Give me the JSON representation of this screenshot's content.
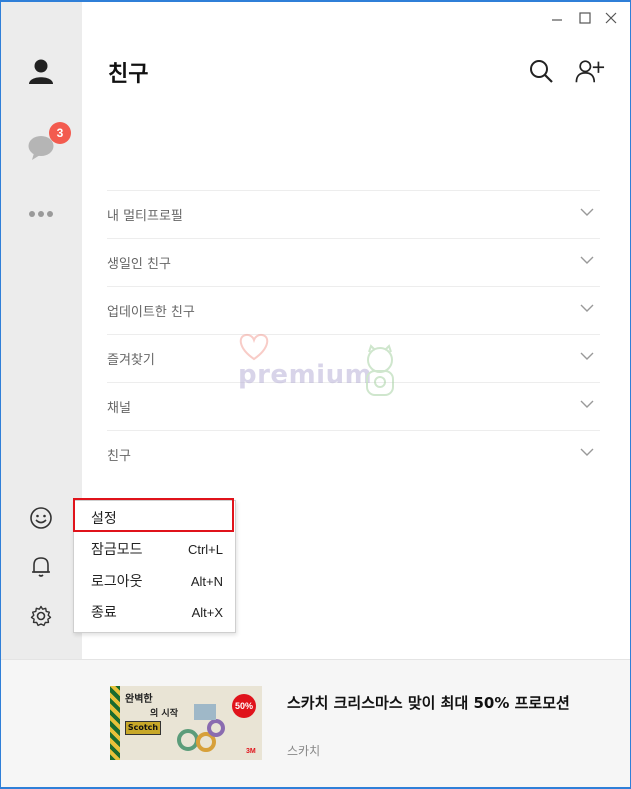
{
  "window": {
    "controls": [
      "minimize",
      "maximize",
      "close"
    ]
  },
  "sidebar": {
    "items": [
      {
        "icon": "person-icon"
      },
      {
        "icon": "chat-bubble-icon",
        "badge": "3"
      },
      {
        "icon": "more-icon"
      }
    ],
    "bottom": [
      {
        "icon": "emoji-icon"
      },
      {
        "icon": "bell-icon"
      },
      {
        "icon": "gear-icon"
      }
    ]
  },
  "header": {
    "title": "친구"
  },
  "sections": [
    {
      "label": "내 멀티프로필"
    },
    {
      "label": "생일인 친구"
    },
    {
      "label": "업데이트한 친구"
    },
    {
      "label": "즐겨찾기"
    },
    {
      "label": "채널"
    },
    {
      "label": "친구"
    }
  ],
  "watermark": {
    "text": "premium"
  },
  "settings_menu": {
    "items": [
      {
        "label": "설정",
        "shortcut": ""
      },
      {
        "label": "잠금모드",
        "shortcut": "Ctrl+L"
      },
      {
        "label": "로그아웃",
        "shortcut": "Alt+N"
      },
      {
        "label": "종료",
        "shortcut": "Alt+X"
      }
    ],
    "highlight_color": "#e0131b"
  },
  "ad": {
    "title": "스카치 크리스마스 맞이 최대 50% 프로모션",
    "advertiser": "스카치",
    "image": {
      "headline": "완벽한",
      "line2": "의 시작",
      "brand": "Scotch",
      "discount": "50%",
      "corner": "3M"
    }
  },
  "colors": {
    "accent": "#2f7fd8",
    "badge": "#f35b4f",
    "sidebar_bg": "#ececec"
  }
}
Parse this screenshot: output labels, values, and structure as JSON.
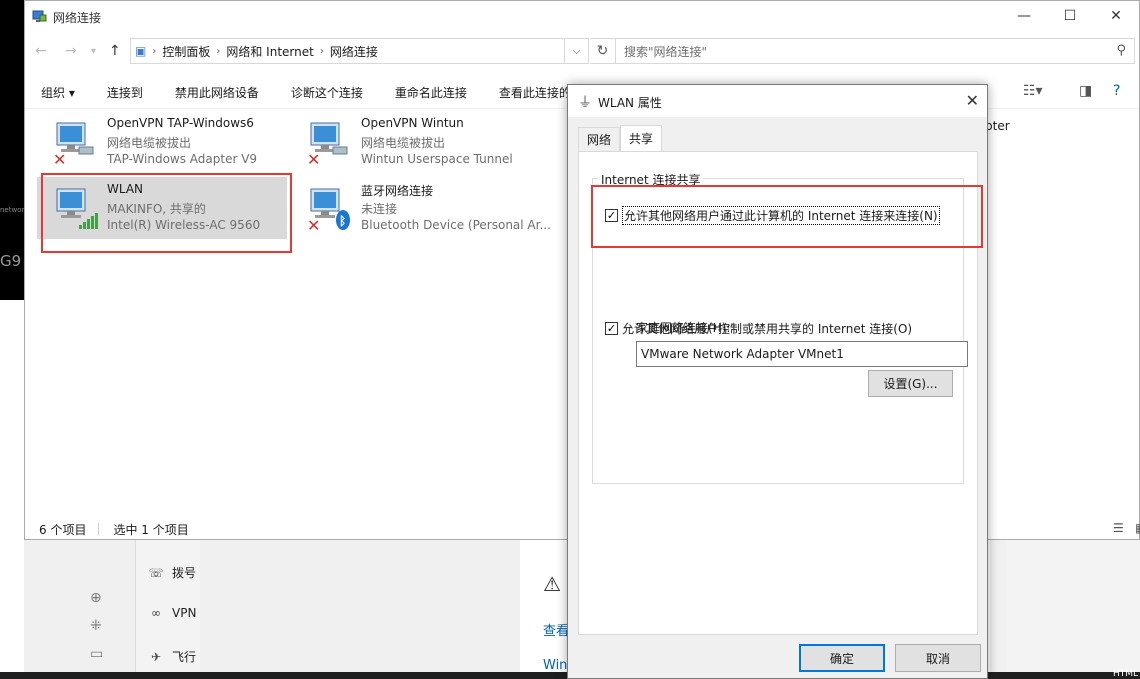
{
  "background": {
    "g9_text": "G9",
    "net_text": "network",
    "settings_items": [
      {
        "label": "拨号",
        "icon": "dialup-icon"
      },
      {
        "label": "VPN",
        "icon": "vpn-icon"
      },
      {
        "label": "飞行",
        "icon": "airplane-icon"
      }
    ],
    "links": [
      "查看",
      "Win"
    ],
    "html_label": "HTML"
  },
  "explorer": {
    "title": "网络连接",
    "breadcrumb": [
      "控制面板",
      "网络和 Internet",
      "网络连接"
    ],
    "search_placeholder": "搜索\"网络连接\"",
    "commands": [
      "组织 ▾",
      "连接到",
      "禁用此网络设备",
      "诊断这个连接",
      "重命名此连接",
      "查看此连接的状"
    ],
    "items": [
      {
        "name": "OpenVPN TAP-Windows6",
        "status": "网络电缆被拔出",
        "device": "TAP-Windows Adapter V9",
        "icon": "network-adapter-icon"
      },
      {
        "name": "OpenVPN Wintun",
        "status": "网络电缆被拔出",
        "device": "Wintun Userspace Tunnel",
        "icon": "network-adapter-icon"
      },
      {
        "name": "WLAN",
        "status": "MAKINFO, 共享的",
        "device": "Intel(R) Wireless-AC 9560",
        "icon": "wifi-adapter-icon"
      },
      {
        "name": "蓝牙网络连接",
        "status": "未连接",
        "device": "Bluetooth Device (Personal Ar...",
        "icon": "bluetooth-adapter-icon"
      }
    ],
    "partial_item": "pter",
    "status_count": "6 个项目",
    "status_selected": "选中 1 个项目"
  },
  "dialog": {
    "title": "WLAN 属性",
    "tabs": [
      "网络",
      "共享"
    ],
    "group_label": "Internet 连接共享",
    "allow_share": "允许其他网络用户通过此计算机的 Internet 连接来连接(N)",
    "home_label": "家庭网络连接(H):",
    "home_value": "VMware Network Adapter VMnet1",
    "allow_control": "允许其他网络用户控制或禁用共享的 Internet 连接(O)",
    "settings_button": "设置(G)...",
    "ok_button": "确定",
    "cancel_button": "取消"
  },
  "colors": {
    "accent": "#0078d7",
    "highlight_box": "#e53935",
    "link": "#0063b1"
  }
}
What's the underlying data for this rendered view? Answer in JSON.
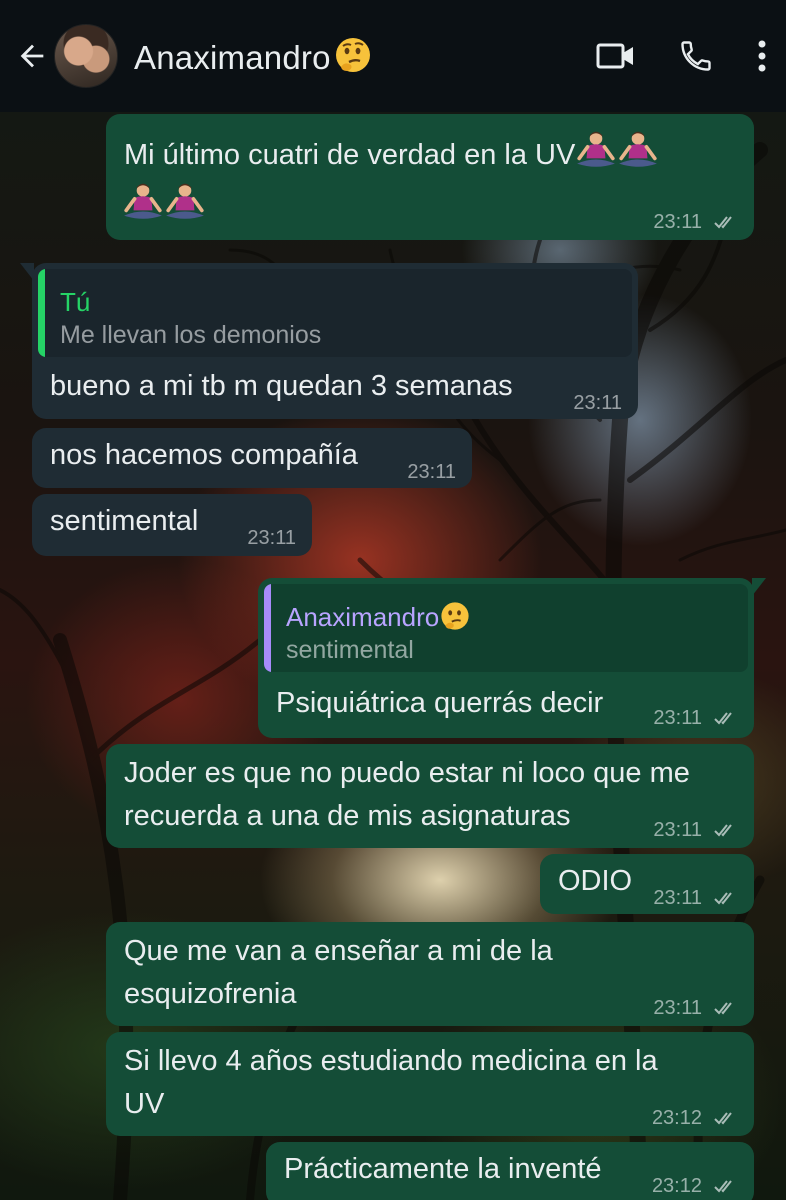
{
  "header": {
    "contact_name": "Anaximandro",
    "contact_emoji": "thinking-face",
    "icons": [
      "back-arrow-icon",
      "video-call-icon",
      "voice-call-icon",
      "more-vert-icon"
    ]
  },
  "colors": {
    "header_bg": "#0b1014",
    "outgoing_bubble": "#144d37",
    "incoming_bubble": "#1f2c34",
    "reply_bar_self": "#25d366",
    "reply_bar_contact": "#a78bfa",
    "text": "#e9edef"
  },
  "messages": [
    {
      "id": "m1",
      "direction": "out",
      "text_line1": "Mi último cuatri de verdad en la UV",
      "emojis": "person-in-lotus-position x4",
      "time": "23:11",
      "status": "read"
    },
    {
      "id": "m2",
      "direction": "in",
      "reply": {
        "author": "Tú",
        "text": "Me llevan los demonios"
      },
      "text": "bueno a mi tb m quedan 3 semanas",
      "time": "23:11"
    },
    {
      "id": "m3",
      "direction": "in",
      "text": "nos hacemos compañía",
      "time": "23:11"
    },
    {
      "id": "m4",
      "direction": "in",
      "text": "sentimental",
      "time": "23:11"
    },
    {
      "id": "m5",
      "direction": "out",
      "reply": {
        "author": "Anaximandro",
        "text": "sentimental"
      },
      "text": "Psiquiátrica querrás decir",
      "time": "23:11",
      "status": "read"
    },
    {
      "id": "m6",
      "direction": "out",
      "lines": [
        "Joder es que no puedo estar ni loco que me",
        "recuerda a una de mis asignaturas"
      ],
      "time": "23:11",
      "status": "read"
    },
    {
      "id": "m7",
      "direction": "out",
      "text": "ODIO",
      "time": "23:11",
      "status": "read"
    },
    {
      "id": "m8",
      "direction": "out",
      "lines": [
        "Que me van a enseñar a mi de la",
        "esquizofrenia"
      ],
      "time": "23:11",
      "status": "read"
    },
    {
      "id": "m9",
      "direction": "out",
      "lines": [
        "Si llevo 4 años estudiando medicina en la",
        "UV"
      ],
      "time": "23:12",
      "status": "read"
    },
    {
      "id": "m10",
      "direction": "out",
      "text": "Prácticamente la inventé",
      "time": "23:12",
      "status": "read"
    }
  ]
}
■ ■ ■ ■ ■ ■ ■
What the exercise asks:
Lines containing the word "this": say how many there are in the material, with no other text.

Exercise response:
3